▸ **What the exercise asks**
Each record below is to be copied exactly; the pictures are to be omitted.

Website and app data records
>>>>>

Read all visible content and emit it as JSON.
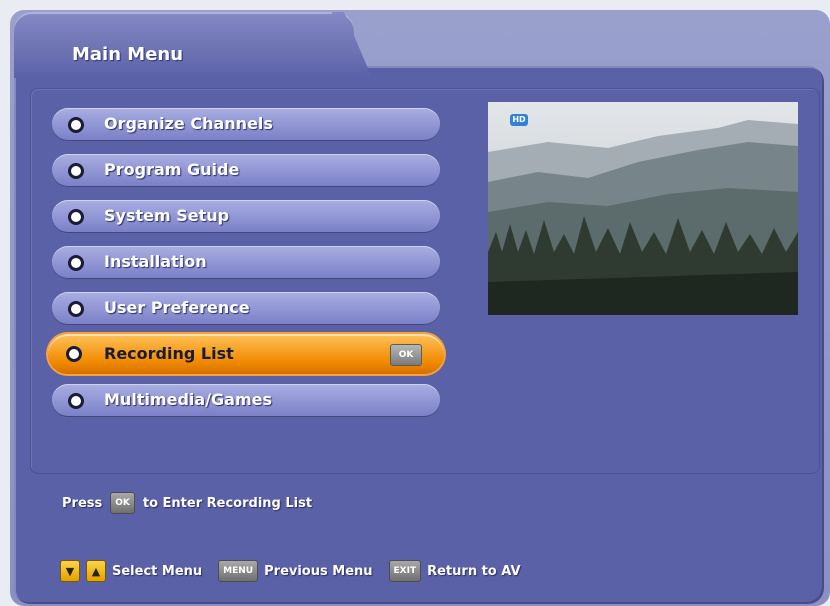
{
  "header": {
    "title": "Main Menu"
  },
  "menu": {
    "items": [
      {
        "label": "Organize Channels",
        "selected": false
      },
      {
        "label": "Program Guide",
        "selected": false
      },
      {
        "label": "System Setup",
        "selected": false
      },
      {
        "label": "Installation",
        "selected": false
      },
      {
        "label": "User Preference",
        "selected": false
      },
      {
        "label": "Recording List",
        "selected": true,
        "badge": "OK"
      },
      {
        "label": "Multimedia/Games",
        "selected": false
      }
    ]
  },
  "preview": {
    "hd_badge": "HD"
  },
  "help": {
    "prefix": "Press",
    "key": "OK",
    "suffix": "to Enter Recording List"
  },
  "footer": {
    "select_label": "Select Menu",
    "menu_key": "MENU",
    "previous_label": "Previous Menu",
    "exit_key": "EXIT",
    "return_label": "Return to AV"
  },
  "colors": {
    "panel": "#5b61a7",
    "menu_item": "#8d92d3",
    "selected_item": "#f08a00",
    "text": "#ffffff"
  }
}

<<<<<

▸ **The completed task**
Read all visible content and emit it as JSON.
{
  "header": {
    "title": "Main Menu"
  },
  "menu": {
    "items": [
      {
        "label": "Organize Channels",
        "selected": false
      },
      {
        "label": "Program Guide",
        "selected": false
      },
      {
        "label": "System Setup",
        "selected": false
      },
      {
        "label": "Installation",
        "selected": false
      },
      {
        "label": "User Preference",
        "selected": false
      },
      {
        "label": "Recording List",
        "selected": true,
        "badge": "OK"
      },
      {
        "label": "Multimedia/Games",
        "selected": false
      }
    ]
  },
  "preview": {
    "hd_badge": "HD"
  },
  "help": {
    "prefix": "Press",
    "key": "OK",
    "suffix": "to Enter Recording List"
  },
  "footer": {
    "select_label": "Select Menu",
    "menu_key": "MENU",
    "previous_label": "Previous Menu",
    "exit_key": "EXIT",
    "return_label": "Return to AV"
  },
  "colors": {
    "panel": "#5b61a7",
    "menu_item": "#8d92d3",
    "selected_item": "#f08a00",
    "text": "#ffffff"
  }
}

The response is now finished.